RECORDS TO USE ▸
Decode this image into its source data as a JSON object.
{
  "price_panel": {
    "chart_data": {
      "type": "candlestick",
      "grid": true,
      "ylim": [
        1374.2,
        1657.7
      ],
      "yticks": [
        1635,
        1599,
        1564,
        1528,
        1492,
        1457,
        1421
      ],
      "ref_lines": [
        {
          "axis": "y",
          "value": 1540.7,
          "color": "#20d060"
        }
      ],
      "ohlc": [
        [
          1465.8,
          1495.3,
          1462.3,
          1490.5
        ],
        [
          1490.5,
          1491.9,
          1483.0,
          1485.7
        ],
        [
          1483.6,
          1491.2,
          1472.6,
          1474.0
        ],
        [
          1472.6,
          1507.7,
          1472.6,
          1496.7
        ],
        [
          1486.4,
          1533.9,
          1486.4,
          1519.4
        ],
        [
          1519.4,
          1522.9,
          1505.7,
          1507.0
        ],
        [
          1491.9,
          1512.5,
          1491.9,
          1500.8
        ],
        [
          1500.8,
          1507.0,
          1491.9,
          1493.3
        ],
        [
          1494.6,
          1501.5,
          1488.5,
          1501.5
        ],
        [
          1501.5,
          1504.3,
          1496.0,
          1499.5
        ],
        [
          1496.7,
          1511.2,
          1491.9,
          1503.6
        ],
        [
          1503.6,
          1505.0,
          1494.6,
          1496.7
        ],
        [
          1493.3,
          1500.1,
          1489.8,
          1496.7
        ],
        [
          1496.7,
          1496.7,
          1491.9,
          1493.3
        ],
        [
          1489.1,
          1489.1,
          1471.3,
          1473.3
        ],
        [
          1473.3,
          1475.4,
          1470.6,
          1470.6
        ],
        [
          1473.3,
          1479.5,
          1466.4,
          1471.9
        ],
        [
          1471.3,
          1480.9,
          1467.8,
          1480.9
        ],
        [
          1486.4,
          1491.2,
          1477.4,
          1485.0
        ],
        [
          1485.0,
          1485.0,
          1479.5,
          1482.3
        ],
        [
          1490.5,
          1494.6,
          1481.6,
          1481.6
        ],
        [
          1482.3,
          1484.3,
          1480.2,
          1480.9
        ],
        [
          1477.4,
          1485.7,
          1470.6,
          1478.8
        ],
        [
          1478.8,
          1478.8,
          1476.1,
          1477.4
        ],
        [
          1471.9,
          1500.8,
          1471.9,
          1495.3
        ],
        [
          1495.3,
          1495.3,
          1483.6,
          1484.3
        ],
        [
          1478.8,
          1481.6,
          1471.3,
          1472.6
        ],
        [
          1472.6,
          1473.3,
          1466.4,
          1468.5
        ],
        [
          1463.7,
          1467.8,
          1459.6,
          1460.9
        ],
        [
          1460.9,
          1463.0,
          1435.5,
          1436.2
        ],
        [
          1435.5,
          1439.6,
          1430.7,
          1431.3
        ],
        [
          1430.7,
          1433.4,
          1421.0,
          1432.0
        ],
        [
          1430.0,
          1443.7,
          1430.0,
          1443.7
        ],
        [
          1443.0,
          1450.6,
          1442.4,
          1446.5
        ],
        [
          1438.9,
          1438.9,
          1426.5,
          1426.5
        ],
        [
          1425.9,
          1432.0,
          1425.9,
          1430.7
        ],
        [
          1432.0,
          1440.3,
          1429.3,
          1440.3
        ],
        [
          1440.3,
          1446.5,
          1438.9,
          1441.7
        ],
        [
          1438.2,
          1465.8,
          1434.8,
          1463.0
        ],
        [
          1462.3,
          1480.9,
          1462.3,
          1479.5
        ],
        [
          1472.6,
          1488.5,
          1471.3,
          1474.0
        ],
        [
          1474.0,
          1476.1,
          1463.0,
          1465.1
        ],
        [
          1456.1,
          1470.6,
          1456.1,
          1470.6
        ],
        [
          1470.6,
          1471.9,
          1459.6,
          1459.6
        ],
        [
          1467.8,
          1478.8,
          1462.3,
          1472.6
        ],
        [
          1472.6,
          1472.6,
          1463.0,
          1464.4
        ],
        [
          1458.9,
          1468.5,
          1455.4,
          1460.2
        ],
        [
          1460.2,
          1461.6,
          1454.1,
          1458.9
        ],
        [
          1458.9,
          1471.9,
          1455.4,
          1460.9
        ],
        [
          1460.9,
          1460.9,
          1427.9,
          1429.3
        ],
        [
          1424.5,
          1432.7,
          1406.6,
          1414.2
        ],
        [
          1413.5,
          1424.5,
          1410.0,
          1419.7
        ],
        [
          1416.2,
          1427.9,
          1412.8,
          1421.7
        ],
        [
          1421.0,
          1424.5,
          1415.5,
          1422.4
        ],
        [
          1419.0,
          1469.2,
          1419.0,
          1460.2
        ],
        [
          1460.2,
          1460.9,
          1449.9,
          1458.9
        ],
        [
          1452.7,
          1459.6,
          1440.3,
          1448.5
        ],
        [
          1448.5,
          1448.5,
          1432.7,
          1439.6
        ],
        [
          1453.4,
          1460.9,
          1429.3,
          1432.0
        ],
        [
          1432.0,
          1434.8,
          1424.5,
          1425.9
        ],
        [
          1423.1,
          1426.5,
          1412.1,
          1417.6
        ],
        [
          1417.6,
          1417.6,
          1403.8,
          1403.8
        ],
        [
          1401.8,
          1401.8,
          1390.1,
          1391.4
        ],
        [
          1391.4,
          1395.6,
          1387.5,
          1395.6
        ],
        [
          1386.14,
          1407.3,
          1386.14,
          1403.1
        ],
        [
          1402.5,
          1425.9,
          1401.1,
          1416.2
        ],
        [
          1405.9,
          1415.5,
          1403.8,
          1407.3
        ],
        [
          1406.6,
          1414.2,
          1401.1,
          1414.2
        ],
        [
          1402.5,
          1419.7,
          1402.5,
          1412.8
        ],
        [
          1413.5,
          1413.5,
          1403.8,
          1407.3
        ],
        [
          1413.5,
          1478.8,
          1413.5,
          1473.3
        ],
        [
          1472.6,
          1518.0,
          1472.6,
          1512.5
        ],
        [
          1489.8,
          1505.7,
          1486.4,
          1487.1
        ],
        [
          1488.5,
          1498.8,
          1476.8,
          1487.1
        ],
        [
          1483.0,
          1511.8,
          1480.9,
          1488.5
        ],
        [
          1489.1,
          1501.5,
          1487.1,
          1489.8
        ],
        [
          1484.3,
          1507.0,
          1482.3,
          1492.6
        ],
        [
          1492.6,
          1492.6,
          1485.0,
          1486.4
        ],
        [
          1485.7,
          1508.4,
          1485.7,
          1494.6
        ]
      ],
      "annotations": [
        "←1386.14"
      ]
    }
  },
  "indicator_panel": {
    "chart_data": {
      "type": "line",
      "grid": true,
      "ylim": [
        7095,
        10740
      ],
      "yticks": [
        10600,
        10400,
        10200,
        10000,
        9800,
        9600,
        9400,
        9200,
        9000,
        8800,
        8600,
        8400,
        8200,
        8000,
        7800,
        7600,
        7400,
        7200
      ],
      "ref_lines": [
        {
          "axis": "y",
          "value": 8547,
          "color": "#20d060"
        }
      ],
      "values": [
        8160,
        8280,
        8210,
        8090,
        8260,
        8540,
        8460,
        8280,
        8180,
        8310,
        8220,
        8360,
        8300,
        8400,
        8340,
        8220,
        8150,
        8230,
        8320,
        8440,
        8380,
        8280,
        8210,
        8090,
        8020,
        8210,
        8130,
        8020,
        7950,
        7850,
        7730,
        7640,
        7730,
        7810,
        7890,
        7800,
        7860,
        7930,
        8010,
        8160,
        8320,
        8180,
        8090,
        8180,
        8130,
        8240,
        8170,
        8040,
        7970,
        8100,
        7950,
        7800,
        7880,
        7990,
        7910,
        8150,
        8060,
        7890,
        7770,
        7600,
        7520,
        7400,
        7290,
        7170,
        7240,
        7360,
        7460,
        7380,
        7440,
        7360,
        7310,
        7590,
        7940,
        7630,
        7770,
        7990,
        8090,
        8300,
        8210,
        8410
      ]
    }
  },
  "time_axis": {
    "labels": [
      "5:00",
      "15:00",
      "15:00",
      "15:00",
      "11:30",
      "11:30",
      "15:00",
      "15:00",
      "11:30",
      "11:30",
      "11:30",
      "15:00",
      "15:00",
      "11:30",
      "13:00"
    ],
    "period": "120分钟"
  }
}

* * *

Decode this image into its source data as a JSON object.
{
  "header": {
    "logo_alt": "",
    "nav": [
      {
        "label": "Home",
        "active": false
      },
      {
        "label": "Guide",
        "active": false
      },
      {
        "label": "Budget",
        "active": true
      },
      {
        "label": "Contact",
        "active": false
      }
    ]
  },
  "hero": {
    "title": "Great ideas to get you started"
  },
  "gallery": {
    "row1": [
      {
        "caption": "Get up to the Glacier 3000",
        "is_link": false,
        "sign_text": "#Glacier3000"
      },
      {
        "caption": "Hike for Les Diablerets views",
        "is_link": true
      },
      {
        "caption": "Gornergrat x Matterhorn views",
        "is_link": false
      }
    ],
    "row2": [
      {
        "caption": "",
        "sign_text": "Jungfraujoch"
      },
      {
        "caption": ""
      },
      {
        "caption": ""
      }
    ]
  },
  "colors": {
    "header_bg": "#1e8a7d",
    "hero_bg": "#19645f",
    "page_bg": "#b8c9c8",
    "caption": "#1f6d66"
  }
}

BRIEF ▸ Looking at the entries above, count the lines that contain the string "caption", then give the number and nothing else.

ANSWER FOR THIS EXERCISE ▸ 7